[Data extracted from a collection]
☆ ☆ ☆ ☆

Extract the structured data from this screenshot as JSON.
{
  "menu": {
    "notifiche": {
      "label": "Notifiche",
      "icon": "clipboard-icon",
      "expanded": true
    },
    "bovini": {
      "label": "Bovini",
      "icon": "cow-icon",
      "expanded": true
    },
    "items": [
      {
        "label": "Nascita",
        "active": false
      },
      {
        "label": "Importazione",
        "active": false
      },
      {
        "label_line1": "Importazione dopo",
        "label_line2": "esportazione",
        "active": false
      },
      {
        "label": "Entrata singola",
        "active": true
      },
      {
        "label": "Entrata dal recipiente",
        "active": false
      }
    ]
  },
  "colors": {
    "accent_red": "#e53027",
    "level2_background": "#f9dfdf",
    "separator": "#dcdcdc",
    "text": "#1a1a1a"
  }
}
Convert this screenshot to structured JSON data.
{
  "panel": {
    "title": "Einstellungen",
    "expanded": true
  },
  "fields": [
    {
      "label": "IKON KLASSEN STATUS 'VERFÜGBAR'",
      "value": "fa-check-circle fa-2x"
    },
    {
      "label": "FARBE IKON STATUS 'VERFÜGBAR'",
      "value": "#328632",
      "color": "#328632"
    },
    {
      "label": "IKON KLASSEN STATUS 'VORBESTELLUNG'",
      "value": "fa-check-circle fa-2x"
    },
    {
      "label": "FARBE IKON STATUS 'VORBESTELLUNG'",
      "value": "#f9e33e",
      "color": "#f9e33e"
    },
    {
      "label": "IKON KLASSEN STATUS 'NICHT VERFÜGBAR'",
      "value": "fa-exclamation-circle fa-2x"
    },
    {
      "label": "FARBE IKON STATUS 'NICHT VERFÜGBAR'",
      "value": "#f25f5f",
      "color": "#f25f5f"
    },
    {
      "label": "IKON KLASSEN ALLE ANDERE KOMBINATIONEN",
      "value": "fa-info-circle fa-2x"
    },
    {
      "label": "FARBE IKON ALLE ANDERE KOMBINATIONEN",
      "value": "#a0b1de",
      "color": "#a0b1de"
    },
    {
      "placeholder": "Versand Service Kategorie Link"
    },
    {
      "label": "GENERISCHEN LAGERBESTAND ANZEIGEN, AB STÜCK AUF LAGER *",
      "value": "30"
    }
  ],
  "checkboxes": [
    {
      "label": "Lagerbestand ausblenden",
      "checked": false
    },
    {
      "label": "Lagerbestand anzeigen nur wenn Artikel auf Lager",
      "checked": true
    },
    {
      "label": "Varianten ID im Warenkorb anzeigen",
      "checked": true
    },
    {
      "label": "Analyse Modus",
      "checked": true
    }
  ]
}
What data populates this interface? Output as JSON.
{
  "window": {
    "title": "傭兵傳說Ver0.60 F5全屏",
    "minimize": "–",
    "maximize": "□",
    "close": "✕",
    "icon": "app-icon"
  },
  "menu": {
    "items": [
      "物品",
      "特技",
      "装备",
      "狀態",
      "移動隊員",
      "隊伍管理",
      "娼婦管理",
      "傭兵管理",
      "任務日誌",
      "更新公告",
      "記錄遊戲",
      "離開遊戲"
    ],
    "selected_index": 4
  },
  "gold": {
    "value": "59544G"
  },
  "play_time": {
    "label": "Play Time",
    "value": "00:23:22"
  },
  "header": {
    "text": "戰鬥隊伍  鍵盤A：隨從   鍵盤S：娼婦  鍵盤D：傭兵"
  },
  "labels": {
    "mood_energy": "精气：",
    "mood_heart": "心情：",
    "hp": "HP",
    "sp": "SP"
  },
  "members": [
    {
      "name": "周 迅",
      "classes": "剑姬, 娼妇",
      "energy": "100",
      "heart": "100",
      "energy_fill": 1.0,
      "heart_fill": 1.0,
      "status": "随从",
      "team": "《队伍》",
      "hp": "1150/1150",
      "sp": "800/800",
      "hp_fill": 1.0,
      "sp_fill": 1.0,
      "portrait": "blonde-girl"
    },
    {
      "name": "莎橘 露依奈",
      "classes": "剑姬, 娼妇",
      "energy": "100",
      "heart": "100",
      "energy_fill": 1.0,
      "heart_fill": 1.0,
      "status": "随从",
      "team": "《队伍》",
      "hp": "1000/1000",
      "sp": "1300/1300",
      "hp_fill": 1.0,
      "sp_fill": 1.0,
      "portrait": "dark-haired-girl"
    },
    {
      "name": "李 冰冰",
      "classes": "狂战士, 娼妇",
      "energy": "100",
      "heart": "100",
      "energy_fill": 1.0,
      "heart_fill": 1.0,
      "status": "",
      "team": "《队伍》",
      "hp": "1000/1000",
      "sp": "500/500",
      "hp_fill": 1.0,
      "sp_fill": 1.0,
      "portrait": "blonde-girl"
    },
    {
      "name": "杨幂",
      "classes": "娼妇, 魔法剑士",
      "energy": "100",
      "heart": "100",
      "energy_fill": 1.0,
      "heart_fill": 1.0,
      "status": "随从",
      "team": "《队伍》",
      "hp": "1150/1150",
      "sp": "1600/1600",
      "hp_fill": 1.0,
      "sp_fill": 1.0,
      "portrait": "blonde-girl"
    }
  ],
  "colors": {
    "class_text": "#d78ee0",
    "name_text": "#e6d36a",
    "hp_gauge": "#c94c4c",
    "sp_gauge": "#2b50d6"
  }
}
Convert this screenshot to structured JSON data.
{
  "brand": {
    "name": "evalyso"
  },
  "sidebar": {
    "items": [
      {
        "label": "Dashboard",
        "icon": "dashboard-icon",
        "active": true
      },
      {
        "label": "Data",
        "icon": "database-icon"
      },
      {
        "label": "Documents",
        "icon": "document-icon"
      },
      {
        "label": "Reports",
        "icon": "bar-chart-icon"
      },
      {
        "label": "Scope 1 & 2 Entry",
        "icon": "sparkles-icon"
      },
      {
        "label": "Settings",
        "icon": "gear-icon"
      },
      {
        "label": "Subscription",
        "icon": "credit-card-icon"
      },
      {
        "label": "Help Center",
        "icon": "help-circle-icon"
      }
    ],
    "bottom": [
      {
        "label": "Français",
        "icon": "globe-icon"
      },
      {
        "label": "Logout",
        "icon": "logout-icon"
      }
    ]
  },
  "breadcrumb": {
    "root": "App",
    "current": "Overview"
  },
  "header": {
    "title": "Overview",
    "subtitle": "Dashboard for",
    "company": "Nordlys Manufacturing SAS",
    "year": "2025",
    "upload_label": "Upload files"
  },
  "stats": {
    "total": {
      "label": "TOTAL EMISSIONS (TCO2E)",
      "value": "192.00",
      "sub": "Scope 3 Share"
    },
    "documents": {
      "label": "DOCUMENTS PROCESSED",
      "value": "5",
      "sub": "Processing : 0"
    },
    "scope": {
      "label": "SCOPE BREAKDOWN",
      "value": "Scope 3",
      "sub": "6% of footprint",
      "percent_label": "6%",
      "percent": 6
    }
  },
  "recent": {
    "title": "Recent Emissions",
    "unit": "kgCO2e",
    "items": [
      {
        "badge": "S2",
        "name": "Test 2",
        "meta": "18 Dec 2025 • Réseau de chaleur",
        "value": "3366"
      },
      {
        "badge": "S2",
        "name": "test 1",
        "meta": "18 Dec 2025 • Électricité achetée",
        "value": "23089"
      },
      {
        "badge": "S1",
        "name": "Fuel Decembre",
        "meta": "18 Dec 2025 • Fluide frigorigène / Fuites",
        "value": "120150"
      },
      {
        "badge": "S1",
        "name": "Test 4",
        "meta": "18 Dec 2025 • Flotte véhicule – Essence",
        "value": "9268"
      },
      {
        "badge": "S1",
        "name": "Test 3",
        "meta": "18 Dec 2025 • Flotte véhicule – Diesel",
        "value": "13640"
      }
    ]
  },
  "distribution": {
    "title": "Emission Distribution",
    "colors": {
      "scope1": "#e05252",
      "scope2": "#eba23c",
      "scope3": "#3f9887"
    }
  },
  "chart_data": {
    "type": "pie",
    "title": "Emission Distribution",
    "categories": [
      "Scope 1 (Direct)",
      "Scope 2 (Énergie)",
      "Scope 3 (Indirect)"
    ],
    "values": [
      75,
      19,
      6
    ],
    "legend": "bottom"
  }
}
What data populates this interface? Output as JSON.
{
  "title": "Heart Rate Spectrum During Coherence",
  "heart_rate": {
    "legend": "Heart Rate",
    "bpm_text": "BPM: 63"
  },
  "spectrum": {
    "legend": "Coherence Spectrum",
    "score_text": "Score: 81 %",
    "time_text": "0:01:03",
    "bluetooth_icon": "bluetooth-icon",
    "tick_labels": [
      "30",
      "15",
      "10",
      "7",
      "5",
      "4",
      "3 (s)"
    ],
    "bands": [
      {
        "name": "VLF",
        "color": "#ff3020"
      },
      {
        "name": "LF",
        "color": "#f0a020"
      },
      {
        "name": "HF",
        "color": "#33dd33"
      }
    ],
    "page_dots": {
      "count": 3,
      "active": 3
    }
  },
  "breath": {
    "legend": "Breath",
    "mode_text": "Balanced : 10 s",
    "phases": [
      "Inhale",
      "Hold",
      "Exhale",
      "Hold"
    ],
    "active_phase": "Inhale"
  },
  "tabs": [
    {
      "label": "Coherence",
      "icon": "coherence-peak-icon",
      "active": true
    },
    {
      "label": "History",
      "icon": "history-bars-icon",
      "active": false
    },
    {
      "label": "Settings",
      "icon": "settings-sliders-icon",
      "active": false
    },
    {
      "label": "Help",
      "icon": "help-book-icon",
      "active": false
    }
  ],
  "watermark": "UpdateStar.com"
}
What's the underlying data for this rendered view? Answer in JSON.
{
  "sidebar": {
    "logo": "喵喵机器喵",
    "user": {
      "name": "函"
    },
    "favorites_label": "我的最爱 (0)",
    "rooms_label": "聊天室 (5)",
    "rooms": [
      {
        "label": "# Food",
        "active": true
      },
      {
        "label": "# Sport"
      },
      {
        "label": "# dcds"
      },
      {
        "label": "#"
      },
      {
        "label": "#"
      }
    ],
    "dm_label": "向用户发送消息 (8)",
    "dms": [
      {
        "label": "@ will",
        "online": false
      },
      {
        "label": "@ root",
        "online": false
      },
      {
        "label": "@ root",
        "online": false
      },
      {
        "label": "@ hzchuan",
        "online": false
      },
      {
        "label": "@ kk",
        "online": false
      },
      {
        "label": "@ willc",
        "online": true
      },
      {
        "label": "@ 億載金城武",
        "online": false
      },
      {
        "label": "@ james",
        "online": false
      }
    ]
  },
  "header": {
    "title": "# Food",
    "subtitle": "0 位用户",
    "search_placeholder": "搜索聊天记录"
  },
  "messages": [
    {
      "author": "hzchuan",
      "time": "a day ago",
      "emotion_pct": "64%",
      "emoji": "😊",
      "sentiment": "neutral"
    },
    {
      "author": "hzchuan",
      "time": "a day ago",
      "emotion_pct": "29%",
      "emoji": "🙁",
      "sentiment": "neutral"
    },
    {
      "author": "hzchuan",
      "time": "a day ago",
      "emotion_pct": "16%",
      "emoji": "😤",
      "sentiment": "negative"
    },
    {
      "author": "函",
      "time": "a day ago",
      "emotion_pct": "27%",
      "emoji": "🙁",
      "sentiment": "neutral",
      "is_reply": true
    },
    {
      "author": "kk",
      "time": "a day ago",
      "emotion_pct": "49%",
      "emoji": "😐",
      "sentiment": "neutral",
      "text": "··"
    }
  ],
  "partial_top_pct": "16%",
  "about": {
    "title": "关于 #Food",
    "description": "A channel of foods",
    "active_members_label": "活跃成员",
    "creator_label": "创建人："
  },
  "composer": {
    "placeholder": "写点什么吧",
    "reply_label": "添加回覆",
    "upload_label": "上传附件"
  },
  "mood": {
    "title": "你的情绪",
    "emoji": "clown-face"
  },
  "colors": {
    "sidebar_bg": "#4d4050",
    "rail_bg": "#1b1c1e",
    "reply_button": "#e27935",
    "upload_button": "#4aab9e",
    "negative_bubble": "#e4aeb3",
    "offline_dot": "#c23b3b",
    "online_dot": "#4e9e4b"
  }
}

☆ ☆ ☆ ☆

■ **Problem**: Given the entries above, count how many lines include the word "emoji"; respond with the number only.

■ **Task result**: 6